***** Excerpted records
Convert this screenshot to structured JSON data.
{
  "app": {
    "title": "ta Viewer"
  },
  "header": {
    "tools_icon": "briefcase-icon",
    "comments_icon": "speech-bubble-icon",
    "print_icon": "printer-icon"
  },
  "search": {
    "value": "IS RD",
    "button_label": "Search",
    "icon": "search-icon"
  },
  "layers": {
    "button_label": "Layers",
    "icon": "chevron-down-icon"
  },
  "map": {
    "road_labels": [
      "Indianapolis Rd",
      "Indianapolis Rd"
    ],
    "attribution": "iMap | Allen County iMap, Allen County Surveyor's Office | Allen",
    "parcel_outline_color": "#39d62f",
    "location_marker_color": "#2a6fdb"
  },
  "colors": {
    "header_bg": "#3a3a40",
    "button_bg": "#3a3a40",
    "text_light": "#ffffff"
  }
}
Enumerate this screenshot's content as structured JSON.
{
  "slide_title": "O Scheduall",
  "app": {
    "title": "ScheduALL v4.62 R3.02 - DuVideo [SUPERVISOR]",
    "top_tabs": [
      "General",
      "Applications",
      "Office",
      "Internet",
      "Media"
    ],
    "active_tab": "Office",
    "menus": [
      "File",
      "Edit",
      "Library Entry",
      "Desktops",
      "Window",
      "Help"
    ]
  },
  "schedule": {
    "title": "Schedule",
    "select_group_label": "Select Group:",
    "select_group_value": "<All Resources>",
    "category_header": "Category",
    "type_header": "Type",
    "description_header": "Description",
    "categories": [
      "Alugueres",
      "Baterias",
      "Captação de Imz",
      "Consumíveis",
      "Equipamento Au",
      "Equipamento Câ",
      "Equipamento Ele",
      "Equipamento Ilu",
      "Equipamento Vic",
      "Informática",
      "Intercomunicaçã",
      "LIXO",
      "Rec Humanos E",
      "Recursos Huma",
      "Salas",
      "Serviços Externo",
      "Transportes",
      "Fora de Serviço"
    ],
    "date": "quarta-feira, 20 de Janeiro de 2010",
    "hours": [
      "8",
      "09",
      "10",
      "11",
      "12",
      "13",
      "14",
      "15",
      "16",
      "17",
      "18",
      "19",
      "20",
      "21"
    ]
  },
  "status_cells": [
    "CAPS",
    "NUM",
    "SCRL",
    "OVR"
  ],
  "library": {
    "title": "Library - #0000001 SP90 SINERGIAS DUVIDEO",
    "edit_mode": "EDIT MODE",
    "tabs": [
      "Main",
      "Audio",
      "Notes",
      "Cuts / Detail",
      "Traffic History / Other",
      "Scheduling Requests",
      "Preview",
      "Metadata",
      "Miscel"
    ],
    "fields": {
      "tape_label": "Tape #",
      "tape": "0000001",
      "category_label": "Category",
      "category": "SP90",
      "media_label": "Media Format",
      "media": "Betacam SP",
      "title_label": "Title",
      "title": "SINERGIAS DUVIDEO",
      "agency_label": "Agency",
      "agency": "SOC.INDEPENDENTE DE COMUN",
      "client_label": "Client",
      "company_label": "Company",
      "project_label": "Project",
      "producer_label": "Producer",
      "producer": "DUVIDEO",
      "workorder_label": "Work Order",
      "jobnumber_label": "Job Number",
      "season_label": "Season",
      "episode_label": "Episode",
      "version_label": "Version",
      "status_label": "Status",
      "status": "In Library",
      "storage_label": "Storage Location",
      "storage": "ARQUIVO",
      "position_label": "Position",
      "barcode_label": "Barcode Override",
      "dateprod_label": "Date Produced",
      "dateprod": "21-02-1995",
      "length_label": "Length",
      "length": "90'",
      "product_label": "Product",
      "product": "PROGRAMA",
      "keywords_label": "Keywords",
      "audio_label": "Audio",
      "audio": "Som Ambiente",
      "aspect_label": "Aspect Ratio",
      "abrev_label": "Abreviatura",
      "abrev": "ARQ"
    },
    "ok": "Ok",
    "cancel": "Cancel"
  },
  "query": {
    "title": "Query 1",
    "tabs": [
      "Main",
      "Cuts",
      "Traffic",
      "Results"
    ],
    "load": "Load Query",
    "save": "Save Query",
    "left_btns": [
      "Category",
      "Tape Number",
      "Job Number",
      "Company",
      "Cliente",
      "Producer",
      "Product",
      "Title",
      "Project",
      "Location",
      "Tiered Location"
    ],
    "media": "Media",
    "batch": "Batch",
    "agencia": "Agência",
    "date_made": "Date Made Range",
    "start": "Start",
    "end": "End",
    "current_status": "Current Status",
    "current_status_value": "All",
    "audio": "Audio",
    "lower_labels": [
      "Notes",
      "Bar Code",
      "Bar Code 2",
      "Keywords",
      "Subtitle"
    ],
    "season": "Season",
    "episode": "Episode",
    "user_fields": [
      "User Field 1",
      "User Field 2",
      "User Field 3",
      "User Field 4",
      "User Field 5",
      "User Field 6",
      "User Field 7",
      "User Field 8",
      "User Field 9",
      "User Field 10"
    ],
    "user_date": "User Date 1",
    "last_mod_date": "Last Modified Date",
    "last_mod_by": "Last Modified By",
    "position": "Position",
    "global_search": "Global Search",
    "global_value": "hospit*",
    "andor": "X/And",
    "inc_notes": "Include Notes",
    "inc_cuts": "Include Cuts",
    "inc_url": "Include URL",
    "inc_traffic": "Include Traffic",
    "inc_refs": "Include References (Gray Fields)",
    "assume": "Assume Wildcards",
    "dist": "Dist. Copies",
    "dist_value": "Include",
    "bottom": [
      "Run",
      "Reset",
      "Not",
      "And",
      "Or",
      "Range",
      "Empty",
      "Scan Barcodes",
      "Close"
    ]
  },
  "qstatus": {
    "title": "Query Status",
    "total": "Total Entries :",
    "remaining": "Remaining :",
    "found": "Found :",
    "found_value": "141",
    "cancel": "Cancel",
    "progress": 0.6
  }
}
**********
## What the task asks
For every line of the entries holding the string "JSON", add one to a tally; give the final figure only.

## Result of this task
2